Exercise goal: Down to the last word, output the records below, skipping any images.

══ Source data

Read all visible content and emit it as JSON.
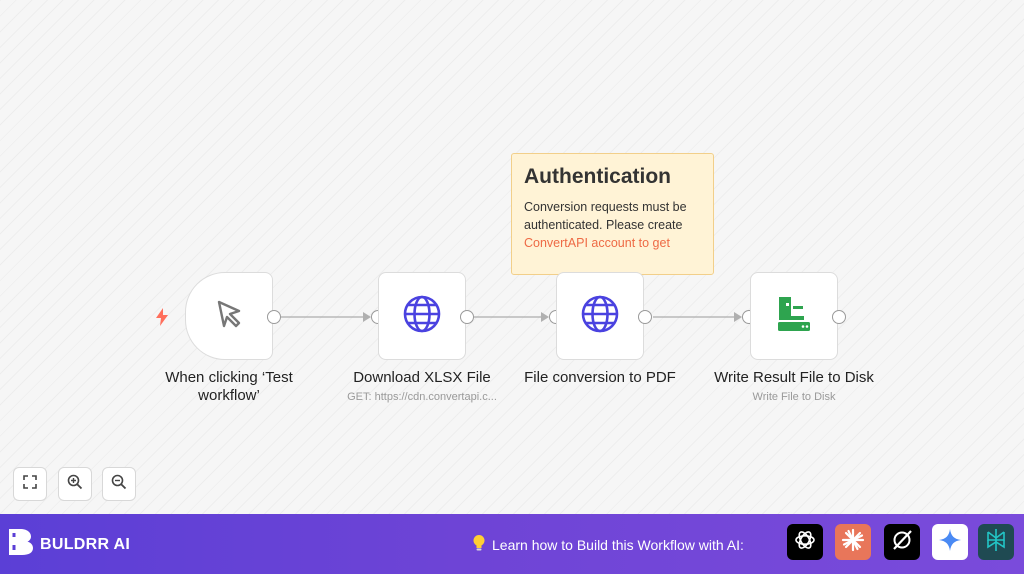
{
  "nodes": [
    {
      "label": "When clicking ‘Test workflow’",
      "icon": "cursor-icon"
    },
    {
      "label": "Download XLSX File",
      "subtitle": "GET: https://cdn.convertapi.c...",
      "icon": "globe-icon"
    },
    {
      "label": "File conversion to PDF",
      "icon": "globe-icon"
    },
    {
      "label": "Write Result File to Disk",
      "subtitle": "Write File to Disk",
      "icon": "disk-write-icon"
    }
  ],
  "sticky": {
    "title": "Authentication",
    "body": "Conversion requests must be authenticated. Please create",
    "link": "ConvertAPI account to get"
  },
  "footer": {
    "brand": "BULDRR AI",
    "learn_text": "Learn how to Build this Workflow with AI:"
  },
  "colors": {
    "accent": "#4a42e0",
    "trigger": "#ff6f5c",
    "sticky_bg": "#fff3d6",
    "footer": "#6a44d8",
    "disk_green": "#2ea44f"
  }
}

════

Task output:
Read all visible content and emit it as JSON.
{
  "nodes": [
    {
      "label": "When clicking ‘Test workflow’",
      "icon": "cursor-icon"
    },
    {
      "label": "Download XLSX File",
      "subtitle": "GET: https://cdn.convertapi.c...",
      "icon": "globe-icon"
    },
    {
      "label": "File conversion to PDF",
      "icon": "globe-icon"
    },
    {
      "label": "Write Result File to Disk",
      "subtitle": "Write File to Disk",
      "icon": "disk-write-icon"
    }
  ],
  "sticky": {
    "title": "Authentication",
    "body": "Conversion requests must be authenticated. Please create",
    "link": "ConvertAPI account to get"
  },
  "footer": {
    "brand": "BULDRR AI",
    "learn_text": "Learn how to Build this Workflow with AI:"
  },
  "colors": {
    "accent": "#4a42e0",
    "trigger": "#ff6f5c",
    "sticky_bg": "#fff3d6",
    "footer": "#6a44d8",
    "disk_green": "#2ea44f"
  }
}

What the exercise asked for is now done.